Mathematics Stack Exchange is a question and answer site for people studying math at any level and professionals in related fields. Join them; it only takes a minute:

Sign up
Here's how it works:
  1. Anybody can ask a question
  2. Anybody can answer
  3. The best answers are voted up and rise to the top

I feel like this must have an obvious answer, but my knowledge of integer arithmetic is limited.

Given an (integer) matrix $A$ of dimension $m \times n$ and an unimodular matrix $U_l$ of dimension $m \times m$, does there always exist an unimodular matrix $U_r$ of dimension $n \times n$ such that $U_l \cdot A$ = $A \cdot U_r$ ?

If so, what is an efficient way to compute $U_r$ from $U_l$ (or the other way round) ?

share|cite|improve this question
up vote 2 down vote accepted

No. If $n=1$ and $m\ne1$, then $AU_r=\pm A$, whereas $U_lA$ isn't necessarily $\pm A$.

share|cite|improve this answer
Simple as that. Thanks. – Philippe Sep 26 '12 at 18:33

Your Answer


By posting your answer, you agree to the privacy policy and terms of service.

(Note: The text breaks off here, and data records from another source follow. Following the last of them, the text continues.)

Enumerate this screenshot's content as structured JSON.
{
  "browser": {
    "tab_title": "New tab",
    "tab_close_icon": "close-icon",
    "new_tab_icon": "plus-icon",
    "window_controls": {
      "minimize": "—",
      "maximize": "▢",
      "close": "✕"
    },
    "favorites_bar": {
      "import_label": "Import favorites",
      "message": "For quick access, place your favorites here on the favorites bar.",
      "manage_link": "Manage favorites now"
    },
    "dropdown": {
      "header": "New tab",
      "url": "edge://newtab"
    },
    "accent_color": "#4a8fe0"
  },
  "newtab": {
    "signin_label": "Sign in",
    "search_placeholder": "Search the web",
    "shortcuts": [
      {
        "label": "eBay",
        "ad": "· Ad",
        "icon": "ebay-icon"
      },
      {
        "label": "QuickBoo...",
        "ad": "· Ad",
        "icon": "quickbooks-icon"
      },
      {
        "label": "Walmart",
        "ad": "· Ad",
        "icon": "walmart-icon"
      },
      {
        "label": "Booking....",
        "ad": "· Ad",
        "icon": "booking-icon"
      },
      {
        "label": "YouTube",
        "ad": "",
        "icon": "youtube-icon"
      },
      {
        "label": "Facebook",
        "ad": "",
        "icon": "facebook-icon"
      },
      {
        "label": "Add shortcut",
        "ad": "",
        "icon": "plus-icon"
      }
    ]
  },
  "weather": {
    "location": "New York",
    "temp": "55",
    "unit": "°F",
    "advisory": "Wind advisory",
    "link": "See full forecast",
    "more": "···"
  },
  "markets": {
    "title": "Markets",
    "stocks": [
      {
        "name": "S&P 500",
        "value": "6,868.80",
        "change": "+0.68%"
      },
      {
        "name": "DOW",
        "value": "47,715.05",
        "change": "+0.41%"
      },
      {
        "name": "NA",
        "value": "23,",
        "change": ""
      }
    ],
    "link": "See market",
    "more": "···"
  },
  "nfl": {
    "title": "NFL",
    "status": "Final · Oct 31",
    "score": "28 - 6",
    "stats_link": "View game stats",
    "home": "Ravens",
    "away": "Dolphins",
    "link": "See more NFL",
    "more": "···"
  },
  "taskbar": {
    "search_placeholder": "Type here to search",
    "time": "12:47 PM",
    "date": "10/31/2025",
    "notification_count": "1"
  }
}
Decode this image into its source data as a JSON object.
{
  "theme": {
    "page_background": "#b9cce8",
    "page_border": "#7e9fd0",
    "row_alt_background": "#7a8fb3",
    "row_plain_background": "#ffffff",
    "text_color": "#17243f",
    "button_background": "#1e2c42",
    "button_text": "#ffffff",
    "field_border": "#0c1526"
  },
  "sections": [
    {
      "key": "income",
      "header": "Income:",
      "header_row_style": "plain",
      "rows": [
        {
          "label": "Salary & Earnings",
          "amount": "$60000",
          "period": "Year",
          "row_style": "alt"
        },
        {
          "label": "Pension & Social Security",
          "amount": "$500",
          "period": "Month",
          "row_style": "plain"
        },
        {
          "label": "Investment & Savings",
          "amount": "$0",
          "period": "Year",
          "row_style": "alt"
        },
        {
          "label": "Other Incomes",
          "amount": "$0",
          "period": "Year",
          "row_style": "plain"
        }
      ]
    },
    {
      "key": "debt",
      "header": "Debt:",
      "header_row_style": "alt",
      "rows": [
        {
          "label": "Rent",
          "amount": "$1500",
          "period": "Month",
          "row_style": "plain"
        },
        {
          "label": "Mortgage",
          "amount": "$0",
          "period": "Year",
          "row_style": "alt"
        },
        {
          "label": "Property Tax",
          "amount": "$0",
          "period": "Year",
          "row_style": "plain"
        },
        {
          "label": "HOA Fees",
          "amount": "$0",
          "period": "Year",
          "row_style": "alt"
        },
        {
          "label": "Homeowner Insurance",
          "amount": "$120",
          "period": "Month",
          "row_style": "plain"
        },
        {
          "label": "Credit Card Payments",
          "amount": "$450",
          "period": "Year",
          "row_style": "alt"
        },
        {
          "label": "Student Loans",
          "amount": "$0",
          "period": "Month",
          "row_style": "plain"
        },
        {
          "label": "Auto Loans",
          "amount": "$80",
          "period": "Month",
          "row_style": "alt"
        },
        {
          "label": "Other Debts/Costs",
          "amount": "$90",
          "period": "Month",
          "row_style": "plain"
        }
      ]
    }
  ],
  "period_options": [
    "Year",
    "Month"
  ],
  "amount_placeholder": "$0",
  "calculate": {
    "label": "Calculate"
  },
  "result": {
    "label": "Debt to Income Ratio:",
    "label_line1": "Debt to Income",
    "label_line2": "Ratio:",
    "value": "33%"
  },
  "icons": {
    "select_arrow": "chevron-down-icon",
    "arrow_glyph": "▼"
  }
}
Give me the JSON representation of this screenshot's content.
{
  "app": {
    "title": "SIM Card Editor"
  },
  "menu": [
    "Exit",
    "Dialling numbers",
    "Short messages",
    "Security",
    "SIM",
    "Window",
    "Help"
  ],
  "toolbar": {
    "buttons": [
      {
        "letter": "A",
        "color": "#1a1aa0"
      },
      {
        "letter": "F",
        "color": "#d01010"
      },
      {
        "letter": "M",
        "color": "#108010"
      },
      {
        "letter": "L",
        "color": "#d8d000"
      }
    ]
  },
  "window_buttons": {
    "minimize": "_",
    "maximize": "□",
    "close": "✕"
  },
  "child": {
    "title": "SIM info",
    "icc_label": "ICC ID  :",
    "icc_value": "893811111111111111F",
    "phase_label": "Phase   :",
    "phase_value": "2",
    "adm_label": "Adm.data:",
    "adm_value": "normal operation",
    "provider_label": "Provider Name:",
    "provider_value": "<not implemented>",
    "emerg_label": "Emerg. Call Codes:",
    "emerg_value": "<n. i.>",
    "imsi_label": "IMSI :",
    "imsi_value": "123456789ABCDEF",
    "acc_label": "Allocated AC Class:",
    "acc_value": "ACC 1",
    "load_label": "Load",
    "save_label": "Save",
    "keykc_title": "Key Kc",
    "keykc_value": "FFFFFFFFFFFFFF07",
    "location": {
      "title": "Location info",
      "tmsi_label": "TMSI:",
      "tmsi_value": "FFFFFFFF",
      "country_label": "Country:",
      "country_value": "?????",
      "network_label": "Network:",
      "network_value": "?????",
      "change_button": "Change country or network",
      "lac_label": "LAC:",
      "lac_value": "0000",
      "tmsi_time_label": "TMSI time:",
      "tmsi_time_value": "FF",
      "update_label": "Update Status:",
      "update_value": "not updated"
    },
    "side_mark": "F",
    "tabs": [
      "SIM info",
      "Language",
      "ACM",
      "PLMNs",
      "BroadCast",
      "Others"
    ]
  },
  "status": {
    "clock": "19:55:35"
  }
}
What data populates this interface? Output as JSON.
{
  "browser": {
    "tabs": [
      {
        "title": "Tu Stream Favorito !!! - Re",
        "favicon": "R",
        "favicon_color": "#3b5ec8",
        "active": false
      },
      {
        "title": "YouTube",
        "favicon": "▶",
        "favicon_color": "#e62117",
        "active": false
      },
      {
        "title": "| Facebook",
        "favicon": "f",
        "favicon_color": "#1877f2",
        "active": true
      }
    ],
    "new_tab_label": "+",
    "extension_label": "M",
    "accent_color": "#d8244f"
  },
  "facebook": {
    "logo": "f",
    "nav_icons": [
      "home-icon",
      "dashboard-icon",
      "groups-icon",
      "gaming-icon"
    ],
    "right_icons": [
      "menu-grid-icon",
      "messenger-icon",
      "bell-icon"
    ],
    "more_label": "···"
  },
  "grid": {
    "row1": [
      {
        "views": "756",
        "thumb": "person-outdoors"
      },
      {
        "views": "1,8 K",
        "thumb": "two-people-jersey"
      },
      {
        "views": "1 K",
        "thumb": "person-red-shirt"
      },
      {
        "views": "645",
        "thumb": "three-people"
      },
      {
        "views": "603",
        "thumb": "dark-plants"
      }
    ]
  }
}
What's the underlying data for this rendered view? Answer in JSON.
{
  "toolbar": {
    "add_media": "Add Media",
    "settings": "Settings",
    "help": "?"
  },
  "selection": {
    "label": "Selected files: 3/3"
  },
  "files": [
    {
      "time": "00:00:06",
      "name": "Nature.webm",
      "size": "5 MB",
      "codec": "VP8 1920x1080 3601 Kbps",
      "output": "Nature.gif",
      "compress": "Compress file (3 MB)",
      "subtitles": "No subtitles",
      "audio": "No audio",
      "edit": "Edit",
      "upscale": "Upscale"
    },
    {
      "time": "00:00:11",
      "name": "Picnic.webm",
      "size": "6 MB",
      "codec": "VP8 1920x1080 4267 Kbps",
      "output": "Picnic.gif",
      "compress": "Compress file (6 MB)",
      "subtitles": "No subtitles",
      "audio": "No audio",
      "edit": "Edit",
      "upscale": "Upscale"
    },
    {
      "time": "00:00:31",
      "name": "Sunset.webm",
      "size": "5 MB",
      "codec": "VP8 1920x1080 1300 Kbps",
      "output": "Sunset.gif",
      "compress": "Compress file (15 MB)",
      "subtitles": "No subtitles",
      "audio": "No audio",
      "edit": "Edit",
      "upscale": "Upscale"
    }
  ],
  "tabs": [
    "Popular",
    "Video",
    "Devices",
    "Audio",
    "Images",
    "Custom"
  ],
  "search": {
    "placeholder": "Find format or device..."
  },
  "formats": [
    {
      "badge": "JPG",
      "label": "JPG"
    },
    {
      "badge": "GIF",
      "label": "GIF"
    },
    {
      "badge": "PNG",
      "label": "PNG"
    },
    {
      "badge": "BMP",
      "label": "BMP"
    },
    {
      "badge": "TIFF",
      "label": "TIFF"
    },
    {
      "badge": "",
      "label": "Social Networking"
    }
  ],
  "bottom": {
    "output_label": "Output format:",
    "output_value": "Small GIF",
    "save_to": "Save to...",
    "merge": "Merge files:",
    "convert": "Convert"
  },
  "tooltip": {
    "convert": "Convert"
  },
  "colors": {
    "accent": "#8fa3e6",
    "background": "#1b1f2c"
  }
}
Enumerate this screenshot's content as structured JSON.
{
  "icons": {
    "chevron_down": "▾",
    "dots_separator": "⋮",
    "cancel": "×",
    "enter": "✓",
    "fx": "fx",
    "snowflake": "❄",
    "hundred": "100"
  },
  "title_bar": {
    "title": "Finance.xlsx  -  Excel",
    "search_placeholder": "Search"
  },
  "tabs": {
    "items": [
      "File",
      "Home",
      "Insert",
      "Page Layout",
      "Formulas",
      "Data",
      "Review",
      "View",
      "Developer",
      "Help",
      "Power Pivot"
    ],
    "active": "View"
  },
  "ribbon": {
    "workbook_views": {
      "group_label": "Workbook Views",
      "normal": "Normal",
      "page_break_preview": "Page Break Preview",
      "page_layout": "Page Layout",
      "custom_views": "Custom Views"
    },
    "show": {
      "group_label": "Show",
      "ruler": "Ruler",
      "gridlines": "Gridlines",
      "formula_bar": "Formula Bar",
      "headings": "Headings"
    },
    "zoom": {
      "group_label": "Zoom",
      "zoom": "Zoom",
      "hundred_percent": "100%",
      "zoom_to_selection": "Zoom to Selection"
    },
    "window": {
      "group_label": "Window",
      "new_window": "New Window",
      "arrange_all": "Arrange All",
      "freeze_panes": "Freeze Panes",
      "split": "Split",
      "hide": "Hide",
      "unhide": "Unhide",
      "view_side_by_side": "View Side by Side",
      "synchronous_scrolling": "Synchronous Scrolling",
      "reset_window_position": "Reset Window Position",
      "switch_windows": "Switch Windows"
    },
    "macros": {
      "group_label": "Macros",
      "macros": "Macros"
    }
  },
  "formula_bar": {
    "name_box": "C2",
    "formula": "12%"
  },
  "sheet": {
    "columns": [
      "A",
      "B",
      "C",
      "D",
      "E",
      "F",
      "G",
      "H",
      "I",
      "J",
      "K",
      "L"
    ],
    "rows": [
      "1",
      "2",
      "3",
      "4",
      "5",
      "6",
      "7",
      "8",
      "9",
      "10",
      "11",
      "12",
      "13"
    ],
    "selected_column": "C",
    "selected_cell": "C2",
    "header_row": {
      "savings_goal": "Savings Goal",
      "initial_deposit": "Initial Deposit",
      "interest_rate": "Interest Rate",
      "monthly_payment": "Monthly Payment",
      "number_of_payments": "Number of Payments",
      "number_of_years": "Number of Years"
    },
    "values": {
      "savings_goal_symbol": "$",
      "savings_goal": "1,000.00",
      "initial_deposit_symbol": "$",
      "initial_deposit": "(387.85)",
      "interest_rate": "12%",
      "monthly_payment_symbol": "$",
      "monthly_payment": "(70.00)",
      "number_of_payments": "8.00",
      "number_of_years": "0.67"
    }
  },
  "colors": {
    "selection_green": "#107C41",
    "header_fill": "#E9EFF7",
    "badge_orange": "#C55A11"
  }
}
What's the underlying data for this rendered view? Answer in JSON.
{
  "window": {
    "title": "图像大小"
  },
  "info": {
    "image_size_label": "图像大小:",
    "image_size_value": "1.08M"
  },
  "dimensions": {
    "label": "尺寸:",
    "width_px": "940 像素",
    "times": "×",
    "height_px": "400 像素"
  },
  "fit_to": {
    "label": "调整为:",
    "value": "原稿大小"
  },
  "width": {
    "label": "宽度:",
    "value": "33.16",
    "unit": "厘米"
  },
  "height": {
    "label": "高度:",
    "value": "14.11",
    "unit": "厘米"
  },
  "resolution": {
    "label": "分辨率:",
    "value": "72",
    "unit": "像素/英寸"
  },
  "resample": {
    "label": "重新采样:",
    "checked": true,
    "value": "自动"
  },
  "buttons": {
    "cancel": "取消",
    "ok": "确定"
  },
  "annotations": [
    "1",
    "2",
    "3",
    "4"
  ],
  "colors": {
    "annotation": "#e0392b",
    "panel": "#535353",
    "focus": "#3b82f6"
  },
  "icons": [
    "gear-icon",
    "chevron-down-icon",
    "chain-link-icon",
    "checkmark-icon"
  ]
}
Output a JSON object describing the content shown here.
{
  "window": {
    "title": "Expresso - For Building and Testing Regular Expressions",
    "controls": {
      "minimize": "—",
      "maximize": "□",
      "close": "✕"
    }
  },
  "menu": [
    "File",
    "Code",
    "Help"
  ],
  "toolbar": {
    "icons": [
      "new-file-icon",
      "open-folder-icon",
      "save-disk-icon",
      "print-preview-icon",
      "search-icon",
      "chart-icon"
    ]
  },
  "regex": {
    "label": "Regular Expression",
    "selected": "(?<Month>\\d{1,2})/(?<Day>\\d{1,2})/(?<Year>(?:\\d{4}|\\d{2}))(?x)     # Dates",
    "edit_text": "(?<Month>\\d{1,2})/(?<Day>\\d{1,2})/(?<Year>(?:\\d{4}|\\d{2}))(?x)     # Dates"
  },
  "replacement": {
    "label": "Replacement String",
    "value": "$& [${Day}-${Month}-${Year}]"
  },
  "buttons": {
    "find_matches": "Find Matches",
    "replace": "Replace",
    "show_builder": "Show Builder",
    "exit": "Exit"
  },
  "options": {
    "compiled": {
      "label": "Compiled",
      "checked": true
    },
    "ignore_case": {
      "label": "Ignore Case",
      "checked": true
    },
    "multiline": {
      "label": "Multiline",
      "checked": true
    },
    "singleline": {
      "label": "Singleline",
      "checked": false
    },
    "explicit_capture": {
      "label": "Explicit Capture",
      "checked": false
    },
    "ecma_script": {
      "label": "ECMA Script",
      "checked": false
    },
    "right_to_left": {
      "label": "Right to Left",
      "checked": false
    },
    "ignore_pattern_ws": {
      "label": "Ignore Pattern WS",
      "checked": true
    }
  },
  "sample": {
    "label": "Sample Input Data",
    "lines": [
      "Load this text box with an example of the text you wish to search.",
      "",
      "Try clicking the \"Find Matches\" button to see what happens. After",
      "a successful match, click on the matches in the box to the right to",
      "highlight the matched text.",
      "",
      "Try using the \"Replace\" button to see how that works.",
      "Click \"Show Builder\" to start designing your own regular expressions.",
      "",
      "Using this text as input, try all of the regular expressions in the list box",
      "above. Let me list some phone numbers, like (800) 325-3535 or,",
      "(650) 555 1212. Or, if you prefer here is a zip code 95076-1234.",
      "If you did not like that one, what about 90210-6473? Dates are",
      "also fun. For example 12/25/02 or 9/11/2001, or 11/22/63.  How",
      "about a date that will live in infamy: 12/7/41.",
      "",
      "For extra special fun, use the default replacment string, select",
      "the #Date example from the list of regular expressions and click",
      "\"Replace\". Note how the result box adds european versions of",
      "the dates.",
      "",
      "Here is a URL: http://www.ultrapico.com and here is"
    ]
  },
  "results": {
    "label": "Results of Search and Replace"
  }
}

Not the answer you're looking for? Browse other questions tagged or ask your own question.